This was our last game and our last full day – back to Dodgertown for a game against the Orioles. Like most humans, we needed to eat. Whenever I travel, I like to make sure that I eat some “local” cuisine, so we went to the Waffle House for breakfast. And as it turned out, we sat in the exact same booth that Cal Ripken, Jr. had been in 10 minutes prior. Well, maybe not the exact same booth, but these stories alter over time. In another few years, the story will be that Cal Ripken did a table dance in a thong.
We only watched part of the actual game that day. Did I mention I left the sunscreen in the car and the sun was out and burning me alive? It didn’t matter, it was just a flesh wound. And we were on a mission to get the players to sign our balls (baseballs, you pervert).
We got tons of autographs. I had no idea what I was going to do with all those signed baseballs, but it seemed like the right thing to do – like getting a hooker you first night in Vegas. After most of the players had left, the manager came out and told the 10 of us die hards that were still there that we should go check out an intra-squad game up on the field. No tickets needed. Mike and I got almost a whole section to ourselves. Oh, except for Raul Mondesi and his 10-man Dominican posse. Awesome! He kept yelling stuff at the players on the field. Good times.
Dodger ace Ramon Martinez pitched, and we watched a stout young catching prospect everyone called “Paulie” knocking out a couple home runs. It was Paul LoDuca, who would later take Mike Piazza’s place at catcher on the team (but not in my heart).
The game didn’t end until almost 10 pm. This worked out great for us because we didn’t really have a hotel to stay at. “What?!?” asks you. We asked ESPN to extend our flight, but they weren’t going to pay for another night and I sure as heck didn’t want to pay for it myself. You don’t pay for stuff on a prize trip! Since our flight was early in the morning, I had a brilliantly stupid idea: we’ll just sleep in the car.
We drove around for a couple hours on our return to Melbourne and then parked in the airport parking lot. Very bad idea. Very bad. It’s hard enough to sleep in a car, but when your arms, legs, neck and face are totally sunburned, it’s almost impossible.
Very early the next morning we “woke up” – though this usually implies some amount of sleeping – and then dropped off the keys. My plan had worked perfectly except for the lack of sleep and head-to-toe body aches. I managed a few sarcastic remarks for the girl behind the counter about the extra fees for my age (though it’s unlikely she has much influence on company policy).
We carried our backpacks full of dirty clothes and signed baseballs and we boarded our biplane to Atlanta and bid farewell to spring training.
Every year when spring training comes around, I am reminded of this trip.

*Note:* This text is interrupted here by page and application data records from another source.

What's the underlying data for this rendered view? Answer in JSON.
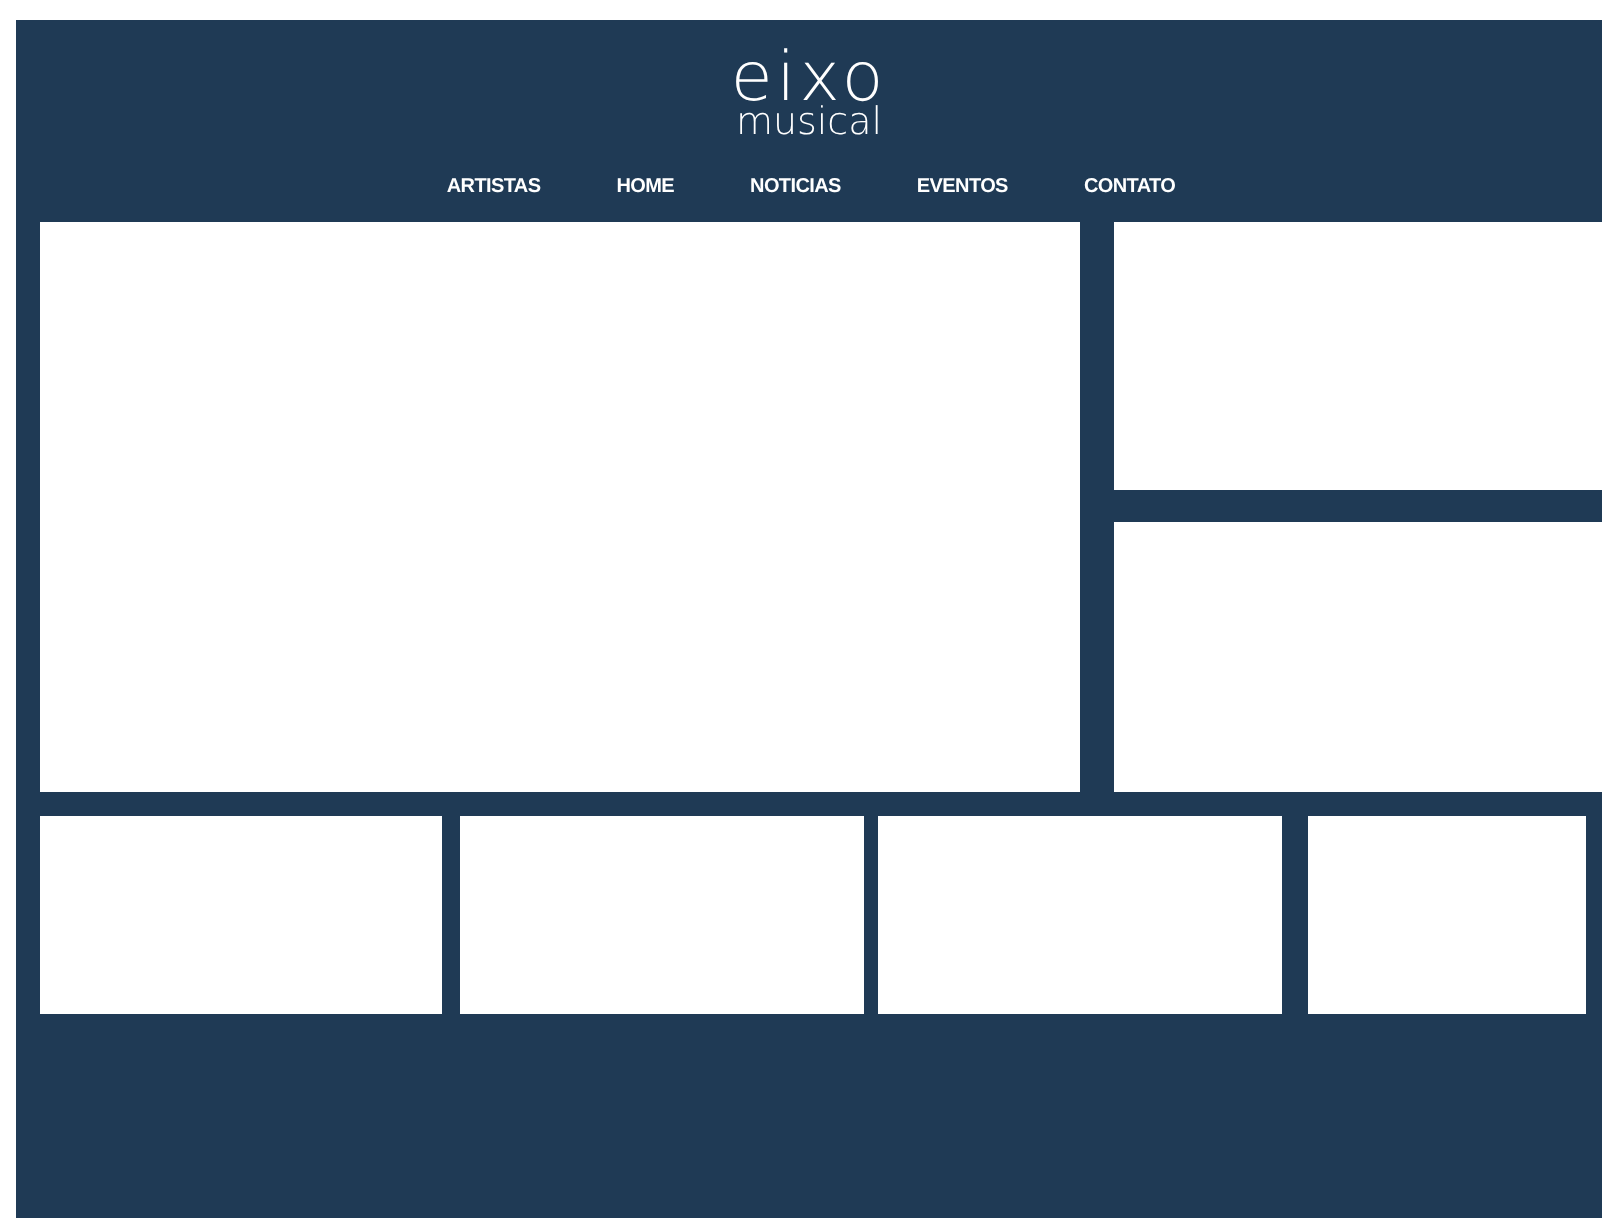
{
  "logo": {
    "line_1": "eixo",
    "line_2": "musical"
  },
  "nav": [
    {
      "label": "ARTISTAS"
    },
    {
      "label": "HOME"
    },
    {
      "label": "NOTICIAS"
    },
    {
      "label": "EVENTOS"
    },
    {
      "label": "CONTATO"
    }
  ]
}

This is something that every baseball fan should do. And you must go with someone who also loves baseball – someone like Mike, or, better yet, just get Mike to go with you, I’ll hook you up if you want.
And be sure to bring sunscreen.